The mentality of the Zhirakh is easily described as “mindless” but Asha stories also discuss the dark, twisted cleverness of the bugs. While often battled physically, they usually trick or dupe those they encounter into becoming part of their meal, and are viewed by some as metaphors for internal, dark and wild instincts; all the same, it is true that in all stories they have only a single want: to feed. Their consumption of food is largely relegated to crops, from varieties of grain to the leaves and tops of subterranean plants, however, they are also explicitly mentioned as eating anything within the vegetation, be that birds, mammals, or Asha. In spite of this, they never eat processed grains or the products of slaughtered animals, seeking only raw produce to sate their hunger, though anything within that produce is fair game. They also have a hatred for the sun, and will always flee it, which is how a few, less grotesque Asha stories tell of their defeat at the hands of smart Asha children or heroes.
Territory and Groupings
The three Zhirakh each live in a “pit to darkness” within the deserts of the Ashal Islands. However, the details of these pits is very vague, with most believing them to represent either sinkholes or cavern entrances, instead of a uniform “tunneled’ nest for the insect beings. The Zhirakh have never grouped together, though some Asha stories tell of the disaster that will come should the Zhirakh ever do so.
- Some believe that the Zhirakh represent a Race of insect-people rendered extinct by the Allorn Empire centuries ago, being demonized by the Asha by their alien appearance. However, Ailor stories of ancient times make no reference to such beasts.
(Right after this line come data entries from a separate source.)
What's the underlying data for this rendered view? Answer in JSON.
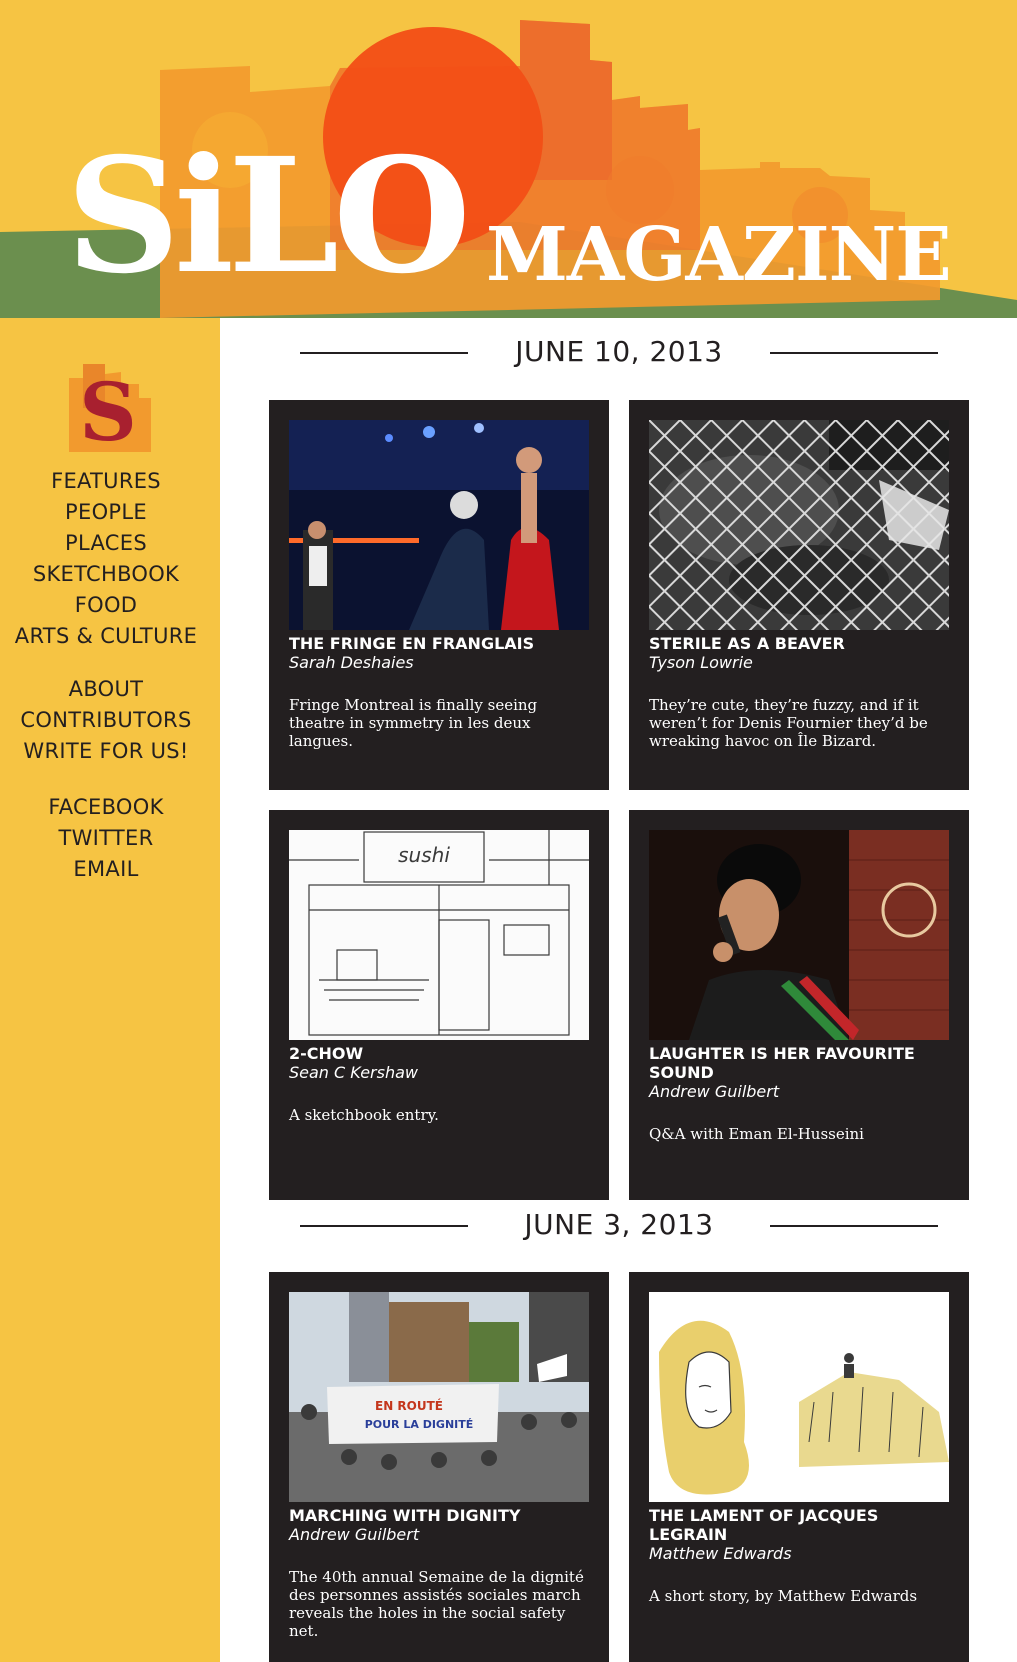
{
  "banner": {
    "logo_main": "SiLO",
    "logo_sub": "MAGAZINE"
  },
  "sidebar": {
    "logo_letter": "S",
    "sections": [
      "FEATURES",
      "PEOPLE",
      "PLACES",
      "SKETCHBOOK",
      "FOOD",
      "ARTS & CULTURE"
    ],
    "about_links": [
      "ABOUT",
      "CONTRIBUTORS",
      "WRITE FOR US!"
    ],
    "social_links": [
      "FACEBOOK",
      "TWITTER",
      "EMAIL"
    ]
  },
  "colors": {
    "sidebar_bg": "#f6c443",
    "card_bg": "#231f20",
    "banner_green": "#6b8f4e",
    "banner_red_orange": "#f05a1e"
  },
  "issues": [
    {
      "date": "JUNE 10, 2013",
      "articles": [
        {
          "title": "THE FRINGE EN FRANGLAIS",
          "author": "Sarah Deshaies",
          "excerpt": "Fringe Montreal is finally seeing theatre in symmetry in les deux langues.",
          "image": "stage-performers-photo"
        },
        {
          "title": "STERILE AS A BEAVER",
          "author": "Tyson Lowrie",
          "excerpt": "They’re cute, they’re fuzzy, and if it weren’t for Denis Fournier they’d be wreaking havoc on Île Bizard.",
          "image": "caged-beaver-photo"
        },
        {
          "title": "2-CHOW",
          "author": "Sean C Kershaw",
          "excerpt": "A sketchbook entry.",
          "image": "sushi-storefront-sketch"
        },
        {
          "title": "LAUGHTER IS HER FAVOURITE SOUND",
          "author": "Andrew Guilbert",
          "excerpt": "Q&A with Eman El-Husseini",
          "image": "comedian-microphone-photo"
        }
      ]
    },
    {
      "date": "JUNE 3, 2013",
      "articles": [
        {
          "title": "MARCHING WITH DIGNITY",
          "author": "Andrew Guilbert",
          "excerpt": "The 40th annual Semaine de la dignité des personnes assistés sociales march reveals the holes in the social safety net.",
          "image": "street-march-photo"
        },
        {
          "title": "THE LAMENT OF JACQUES LEGRAIN",
          "author": "Matthew Edwards",
          "excerpt": "A short story, by Matthew Edwards",
          "image": "wheatfield-illustration"
        }
      ]
    }
  ]
}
- The last report of a Zhirakh was in 293 AC, by Asha Hemat Clade farmers of Therasu. When they heard the approaching beats of insect wings, the entire family dove and then hid in the nearby river for nearly an hour, emerging to find half of their field gone. What was odd is that it was the middle of the day, leading them to claim that the Zhirakh must have sent their insect swarm after their crops instead of coming itself.
- Some Ailor scholars arrogantly view the Zhirakh as a purely fictional creature, both to keep Asha children inside and out of trouble at night, as well as warming farmers to harvest quickly once their crop was bountiful. Still, many believe the creature to exist despite never having been seen by Ailor, Nelfin, or any Humans at all in centuries.